We took down the work on this page when we were notified that the author was an abuser. More information on that situation can be found here: http://quaintmagazine.com/i-should-not-have-had-to-write-this/
Our main priority is respecting the wishes of the survivor and the needs of the community at this time. Thanks to those who reached out to us, bringing our attention to this.
by C Phillips
why have i kept this memory in my pocket for so long
went to hollywood video after it had rained and the sun was just bursting between the clouds as it set and the tires ran slick through the streets we walked out holding hands the thin blue light in the sky dimmed you rented the expendables
c phillips is a nb poet and zinester from raleigh, nc. they have published much of their own work, and have one licensed cartoon character tattooed on their body. you can follow them on twitter at @angelbyshaggy :)
by Alex Wennerberg
i do the eye thing
"why are are are
quiet and soft you
scratch your nose i
do mine way more violent
am i out of bread?
Alex Wennerberg is a writer working in tech in Chicago, IL. His collection of poems, Harm (2016), is available through Bottlecap Press. He is active on twitter @alexwennerberg.
by Colleen Dulle
psalm 30 verse five
"weeping may endure for a night,
but joy cometh in the morning.”
behind-eyebrow burn i
should drink more water
blinkblink open grey-blue cloudsun blear windowfog

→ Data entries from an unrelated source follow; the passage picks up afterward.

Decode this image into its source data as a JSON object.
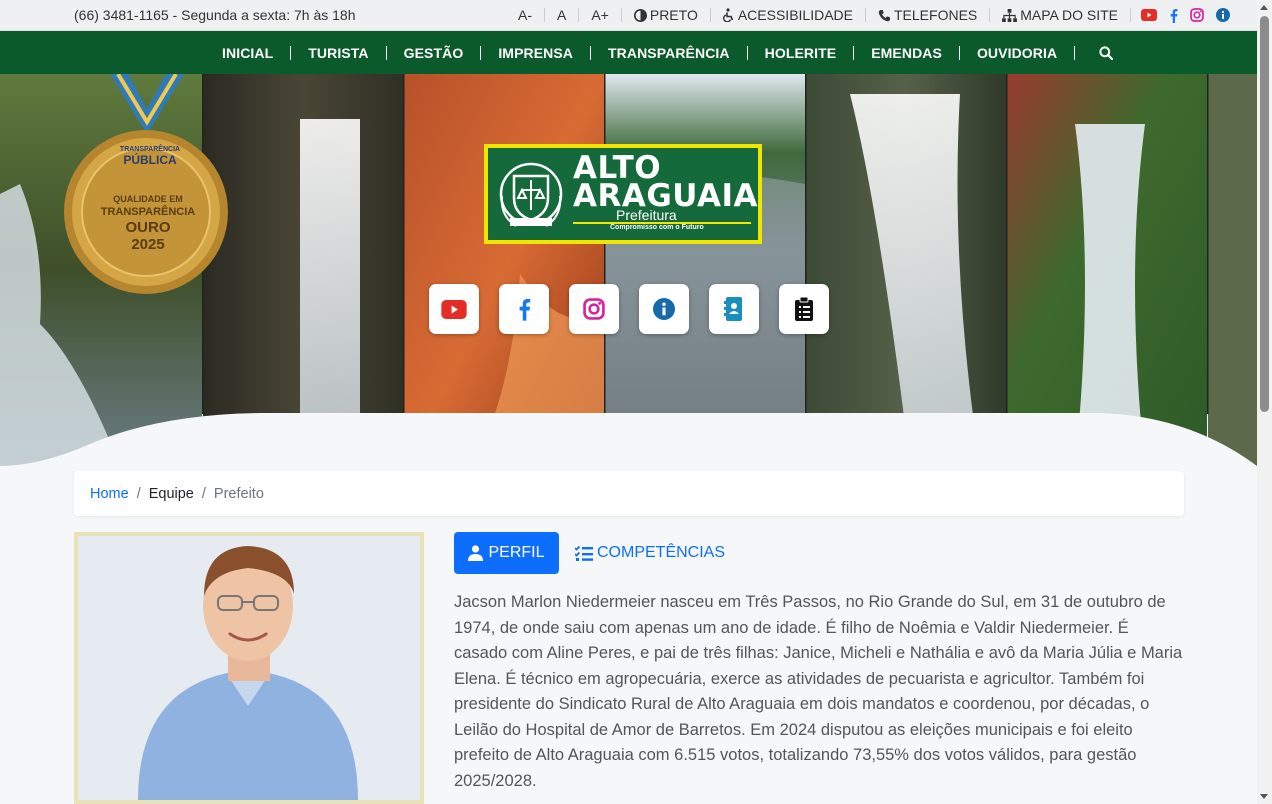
{
  "topbar": {
    "contact": "(66) 3481-1165 - Segunda a sexta: 7h às 18h",
    "font_decrease": "A-",
    "font_normal": "A",
    "font_increase": "A+",
    "contrast": "PRETO",
    "accessibility": "ACESSIBILIDADE",
    "phones": "TELEFONES",
    "sitemap": "MAPA DO SITE",
    "social_icons": [
      "youtube-icon",
      "facebook-icon",
      "instagram-icon",
      "info-icon"
    ]
  },
  "nav": {
    "items": [
      "INICIAL",
      "TURISTA",
      "GESTÃO",
      "IMPRENSA",
      "TRANSPARÊNCIA",
      "HOLERITE",
      "EMENDAS",
      "OUVIDORIA"
    ],
    "search_icon": "search-icon"
  },
  "hero": {
    "logo_title_line1": "ALTO",
    "logo_title_line2": "ARAGUAIA",
    "logo_subtitle": "Prefeitura",
    "logo_tagline": "Compromisso com o Futuro",
    "medal_line1": "TRANSPARÊNCIA",
    "medal_line2": "PÚBLICA",
    "medal_line3": "QUALIDADE EM",
    "medal_line4": "TRANSPARÊNCIA",
    "medal_line5": "OURO",
    "medal_line6": "2025",
    "icons": [
      "youtube-icon",
      "facebook-icon",
      "instagram-icon",
      "info-icon",
      "contacts-icon",
      "clipboard-icon"
    ],
    "colors": {
      "youtube": "#e52d27",
      "facebook": "#1877f2",
      "instagram": "#d6249f",
      "info": "#1769aa",
      "contacts": "#1a8fbf",
      "clipboard": "#111111"
    }
  },
  "breadcrumb": {
    "home": "Home",
    "separator": "/",
    "section": "Equipe",
    "current": "Prefeito"
  },
  "profile": {
    "tab_profile": "PERFIL",
    "tab_competencies": "COMPETÊNCIAS",
    "bio": "Jacson Marlon Niedermeier nasceu em Três Passos, no Rio Grande do Sul, em 31 de outubro de 1974, de onde saiu com apenas um ano de idade. É filho de Noêmia e Valdir Niedermeier. É casado com Aline Peres, e pai de três filhas: Janice, Micheli e Nathália e avô da Maria Júlia e Maria Elena. É técnico em agropecuária, exerce as atividades de pecuarista e agricultor. Também foi presidente do Sindicato Rural de Alto Araguaia em dois mandatos e coordenou, por décadas, o Leilão do Hospital de Amor de Barretos. Em 2024 disputou as eleições municipais e foi eleito prefeito de Alto Araguaia com 6.515 votos, totalizando 73,55% dos votos válidos, para gestão 2025/2028."
  },
  "theme": {
    "nav_green": "#0b5a2b",
    "link_blue": "#0d6efd",
    "logo_yellow": "#f2e600"
  }
}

cheekflame held by freckles?
hobble-knee’d fall against
metal crashbar door
“joy cometh” a.m.
oldfolks. grandchildren sundaygiggle

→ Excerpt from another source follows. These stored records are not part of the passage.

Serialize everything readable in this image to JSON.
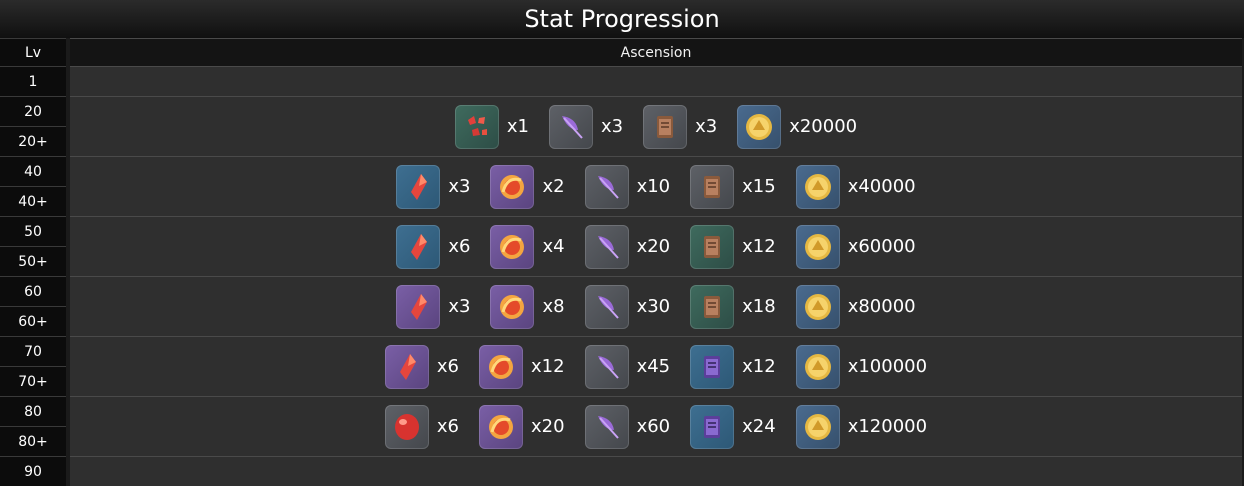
{
  "title": "Stat Progression",
  "headers": {
    "lv": "Lv",
    "ascension": "Ascension"
  },
  "rows": [
    {
      "levels": [
        "1"
      ],
      "materials": []
    },
    {
      "levels": [
        "20",
        "20+"
      ],
      "materials": [
        {
          "icon": "red-gem-shards-icon",
          "qty": "x1",
          "bg": "green"
        },
        {
          "icon": "purple-feather-icon",
          "qty": "x3",
          "bg": "gray"
        },
        {
          "icon": "brown-scroll-icon",
          "qty": "x3",
          "bg": "gray"
        },
        {
          "icon": "gold-coin-icon",
          "qty": "x20000",
          "bg": "gold"
        }
      ]
    },
    {
      "levels": [
        "40",
        "40+"
      ],
      "materials": [
        {
          "icon": "red-crystal-icon",
          "qty": "x3",
          "bg": "blue"
        },
        {
          "icon": "flame-orb-icon",
          "qty": "x2",
          "bg": "purple"
        },
        {
          "icon": "purple-feather-icon",
          "qty": "x10",
          "bg": "gray"
        },
        {
          "icon": "brown-scroll-icon",
          "qty": "x15",
          "bg": "gray"
        },
        {
          "icon": "gold-coin-icon",
          "qty": "x40000",
          "bg": "gold"
        }
      ]
    },
    {
      "levels": [
        "50",
        "50+"
      ],
      "materials": [
        {
          "icon": "red-crystal-icon",
          "qty": "x6",
          "bg": "blue"
        },
        {
          "icon": "flame-orb-icon",
          "qty": "x4",
          "bg": "purple"
        },
        {
          "icon": "purple-feather-icon",
          "qty": "x20",
          "bg": "gray"
        },
        {
          "icon": "brown-scroll-icon",
          "qty": "x12",
          "bg": "green"
        },
        {
          "icon": "gold-coin-icon",
          "qty": "x60000",
          "bg": "gold"
        }
      ]
    },
    {
      "levels": [
        "60",
        "60+"
      ],
      "materials": [
        {
          "icon": "red-crystal-icon",
          "qty": "x3",
          "bg": "purple"
        },
        {
          "icon": "flame-orb-icon",
          "qty": "x8",
          "bg": "purple"
        },
        {
          "icon": "purple-feather-icon",
          "qty": "x30",
          "bg": "gray"
        },
        {
          "icon": "brown-scroll-icon",
          "qty": "x18",
          "bg": "green"
        },
        {
          "icon": "gold-coin-icon",
          "qty": "x80000",
          "bg": "gold"
        }
      ]
    },
    {
      "levels": [
        "70",
        "70+"
      ],
      "materials": [
        {
          "icon": "red-crystal-icon",
          "qty": "x6",
          "bg": "purple"
        },
        {
          "icon": "flame-orb-icon",
          "qty": "x12",
          "bg": "purple"
        },
        {
          "icon": "purple-feather-icon",
          "qty": "x45",
          "bg": "gray"
        },
        {
          "icon": "purple-scroll-icon",
          "qty": "x12",
          "bg": "blue"
        },
        {
          "icon": "gold-coin-icon",
          "qty": "x100000",
          "bg": "gold"
        }
      ]
    },
    {
      "levels": [
        "80",
        "80+"
      ],
      "materials": [
        {
          "icon": "red-gem-round-icon",
          "qty": "x6",
          "bg": "gray"
        },
        {
          "icon": "flame-orb-icon",
          "qty": "x20",
          "bg": "purple"
        },
        {
          "icon": "purple-feather-icon",
          "qty": "x60",
          "bg": "gray"
        },
        {
          "icon": "purple-scroll-icon",
          "qty": "x24",
          "bg": "blue"
        },
        {
          "icon": "gold-coin-icon",
          "qty": "x120000",
          "bg": "gold"
        }
      ]
    },
    {
      "levels": [
        "90"
      ],
      "materials": []
    }
  ]
}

full-skirt dropped-r southerntalk choir-tune “if
you are lost mis-placed un-wanted in-mourning here
is your place.”
openblink cloudsun blearlight
i know face(blink), you
temple-place of misplaced
grey light cloudsun blear
bloodflesh throb upgive sighsmile
mourning, morning sunbeat
voice-memory song knownness
is the day
Colleen Dulle is a reporter who sometimes writes poems. She tweets at @ColleenDulle.
by K Holtz
i’m that little boy in the outfield
picking daisies and daydreaming of a
body without breasts.
when i hit the ball it cracks and whirs away
like a shooting star, its glittering
fractal dust showering us like snow.
i’m that little boy in the outfield
my body a distant memory
behind the chain link fence
kat holtz is a queer writer living in orlando and is planning an escape route to a colder place. they go by jay, sometimes kat, mostly jay. names are weird.
by Erin Marie Hall
I did not flinch when cicadas took the town
came over the hills like four thousand horsemen
in the cemetery I watched them devourdevour
what was already devoured by ivy and smoke
you were there too but you were a cicada and I
didn’t recognize you in your crappy little shell
in the multiverse I am you are am/are not
holding hands hiding hands eating hands
together like that llama in a hat who is
real somewhere out there in the multiverse a
penny is as heavy as a ship and just as
wicked as the witch under your/my/someone’s
house the sky is made of matzo and the sea is
full of nothing and you believe me when I say
we’ll get out of this alive
Erin Marie Hall is a poet and visual artist from South Bend, IN. Her work, which explores the body, poetics, mental illness, and the apocalyptic, has appeared or is forthcoming in Unlost Journal, After the Pause, Rust + Moth, and your nightmares.